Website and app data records

------------

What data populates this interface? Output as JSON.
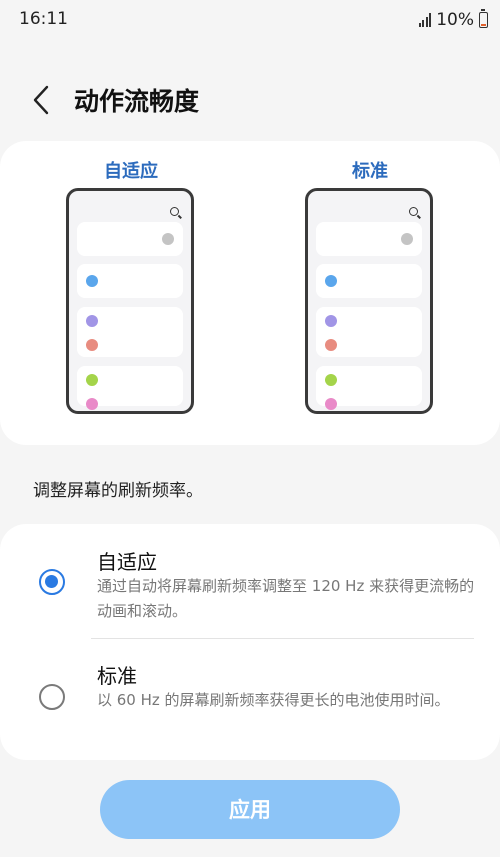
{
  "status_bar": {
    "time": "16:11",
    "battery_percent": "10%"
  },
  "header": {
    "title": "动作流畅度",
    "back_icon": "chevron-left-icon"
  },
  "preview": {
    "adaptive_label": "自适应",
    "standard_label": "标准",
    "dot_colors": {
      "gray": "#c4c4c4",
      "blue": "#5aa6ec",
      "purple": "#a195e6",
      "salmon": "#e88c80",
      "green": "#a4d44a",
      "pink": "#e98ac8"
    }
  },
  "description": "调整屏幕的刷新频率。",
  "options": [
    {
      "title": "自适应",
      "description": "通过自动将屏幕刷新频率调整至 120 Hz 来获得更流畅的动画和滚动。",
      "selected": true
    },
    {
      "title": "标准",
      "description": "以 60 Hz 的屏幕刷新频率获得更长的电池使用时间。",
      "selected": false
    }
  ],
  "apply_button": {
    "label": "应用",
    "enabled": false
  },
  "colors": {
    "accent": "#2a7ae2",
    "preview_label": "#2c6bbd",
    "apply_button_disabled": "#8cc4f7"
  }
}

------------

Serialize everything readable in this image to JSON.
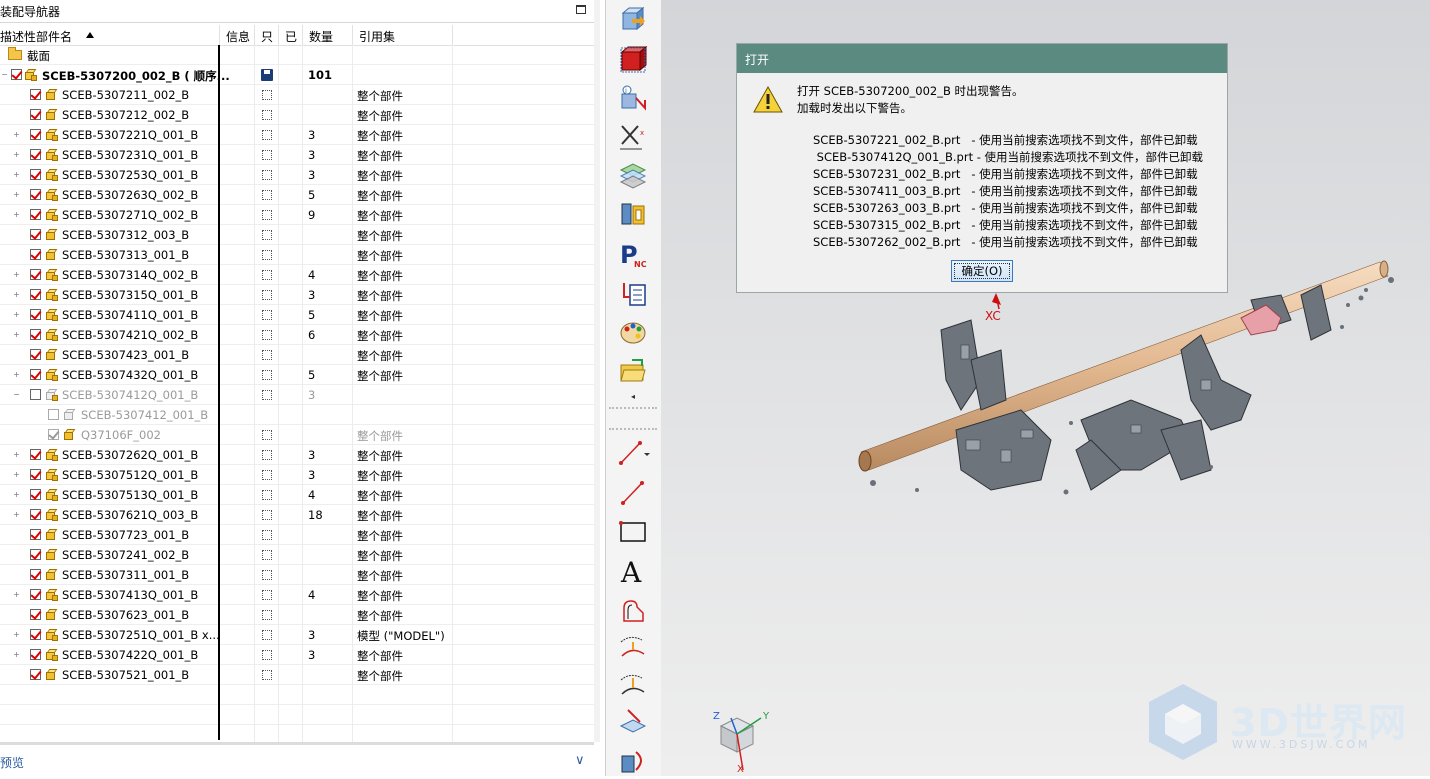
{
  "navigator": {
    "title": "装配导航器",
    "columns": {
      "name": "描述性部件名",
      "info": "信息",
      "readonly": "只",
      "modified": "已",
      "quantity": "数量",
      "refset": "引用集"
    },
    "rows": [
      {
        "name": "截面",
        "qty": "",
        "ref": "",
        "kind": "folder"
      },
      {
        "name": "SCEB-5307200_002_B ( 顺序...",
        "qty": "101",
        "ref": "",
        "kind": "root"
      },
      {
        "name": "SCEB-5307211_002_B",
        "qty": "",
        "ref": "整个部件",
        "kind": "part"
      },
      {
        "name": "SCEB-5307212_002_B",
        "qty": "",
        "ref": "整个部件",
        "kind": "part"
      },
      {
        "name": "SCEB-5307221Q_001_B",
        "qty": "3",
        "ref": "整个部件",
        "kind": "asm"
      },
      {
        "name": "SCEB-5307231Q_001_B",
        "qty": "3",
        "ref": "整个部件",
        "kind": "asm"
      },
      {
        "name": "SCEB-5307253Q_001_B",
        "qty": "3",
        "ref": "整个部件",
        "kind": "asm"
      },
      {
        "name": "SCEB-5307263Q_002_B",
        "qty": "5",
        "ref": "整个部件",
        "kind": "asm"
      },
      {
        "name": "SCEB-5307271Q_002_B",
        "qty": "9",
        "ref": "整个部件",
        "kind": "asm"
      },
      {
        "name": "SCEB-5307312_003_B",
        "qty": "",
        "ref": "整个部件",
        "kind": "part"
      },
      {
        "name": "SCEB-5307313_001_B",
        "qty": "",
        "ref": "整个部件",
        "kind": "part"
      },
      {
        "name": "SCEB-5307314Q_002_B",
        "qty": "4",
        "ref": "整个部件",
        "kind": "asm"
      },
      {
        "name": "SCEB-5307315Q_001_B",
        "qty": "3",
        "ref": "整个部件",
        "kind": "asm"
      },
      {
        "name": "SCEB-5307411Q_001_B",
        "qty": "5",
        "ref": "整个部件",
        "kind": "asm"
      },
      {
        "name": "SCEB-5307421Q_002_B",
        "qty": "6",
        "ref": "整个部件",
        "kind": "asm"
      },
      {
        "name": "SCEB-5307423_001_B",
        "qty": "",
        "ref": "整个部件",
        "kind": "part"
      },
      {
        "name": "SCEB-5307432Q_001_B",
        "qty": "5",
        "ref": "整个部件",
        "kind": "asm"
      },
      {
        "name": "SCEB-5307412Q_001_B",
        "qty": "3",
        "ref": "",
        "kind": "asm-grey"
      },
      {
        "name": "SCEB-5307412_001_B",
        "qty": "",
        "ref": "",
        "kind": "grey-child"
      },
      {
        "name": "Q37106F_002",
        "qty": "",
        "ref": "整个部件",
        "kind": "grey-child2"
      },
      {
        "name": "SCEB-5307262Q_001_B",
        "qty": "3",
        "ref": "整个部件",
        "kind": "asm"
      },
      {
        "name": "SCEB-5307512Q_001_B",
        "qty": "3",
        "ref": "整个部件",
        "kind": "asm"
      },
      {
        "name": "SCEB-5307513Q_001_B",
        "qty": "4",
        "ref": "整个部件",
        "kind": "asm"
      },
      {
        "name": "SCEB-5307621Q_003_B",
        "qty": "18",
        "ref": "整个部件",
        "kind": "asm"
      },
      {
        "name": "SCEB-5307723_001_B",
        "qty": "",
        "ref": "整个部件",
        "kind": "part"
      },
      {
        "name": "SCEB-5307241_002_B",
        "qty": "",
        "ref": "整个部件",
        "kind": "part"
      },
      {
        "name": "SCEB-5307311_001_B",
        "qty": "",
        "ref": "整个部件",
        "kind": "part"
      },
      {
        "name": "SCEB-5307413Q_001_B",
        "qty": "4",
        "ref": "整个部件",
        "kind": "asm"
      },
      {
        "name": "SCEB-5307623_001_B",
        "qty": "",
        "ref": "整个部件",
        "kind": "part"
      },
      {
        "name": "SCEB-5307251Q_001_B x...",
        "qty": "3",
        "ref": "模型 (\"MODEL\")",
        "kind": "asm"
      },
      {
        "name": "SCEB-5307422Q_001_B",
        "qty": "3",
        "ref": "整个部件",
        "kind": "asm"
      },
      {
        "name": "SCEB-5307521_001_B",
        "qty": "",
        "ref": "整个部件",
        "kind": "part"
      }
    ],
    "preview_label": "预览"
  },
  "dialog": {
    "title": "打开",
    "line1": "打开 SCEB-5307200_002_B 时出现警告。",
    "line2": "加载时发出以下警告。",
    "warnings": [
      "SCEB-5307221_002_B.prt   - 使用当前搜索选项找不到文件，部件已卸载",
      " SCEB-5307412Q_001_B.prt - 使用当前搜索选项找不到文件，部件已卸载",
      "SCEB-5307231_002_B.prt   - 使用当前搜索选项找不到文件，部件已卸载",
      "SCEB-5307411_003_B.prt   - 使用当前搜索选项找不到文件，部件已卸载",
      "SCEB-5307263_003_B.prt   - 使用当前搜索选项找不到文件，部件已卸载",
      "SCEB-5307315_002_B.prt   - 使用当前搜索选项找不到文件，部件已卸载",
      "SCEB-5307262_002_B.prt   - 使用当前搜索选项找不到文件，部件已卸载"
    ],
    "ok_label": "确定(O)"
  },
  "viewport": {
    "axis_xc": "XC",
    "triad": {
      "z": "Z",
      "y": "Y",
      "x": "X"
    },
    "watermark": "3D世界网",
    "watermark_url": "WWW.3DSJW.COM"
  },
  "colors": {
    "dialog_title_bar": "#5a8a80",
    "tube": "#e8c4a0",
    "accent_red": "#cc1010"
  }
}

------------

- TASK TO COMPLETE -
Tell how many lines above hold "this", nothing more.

- TASK SOLUTION -
2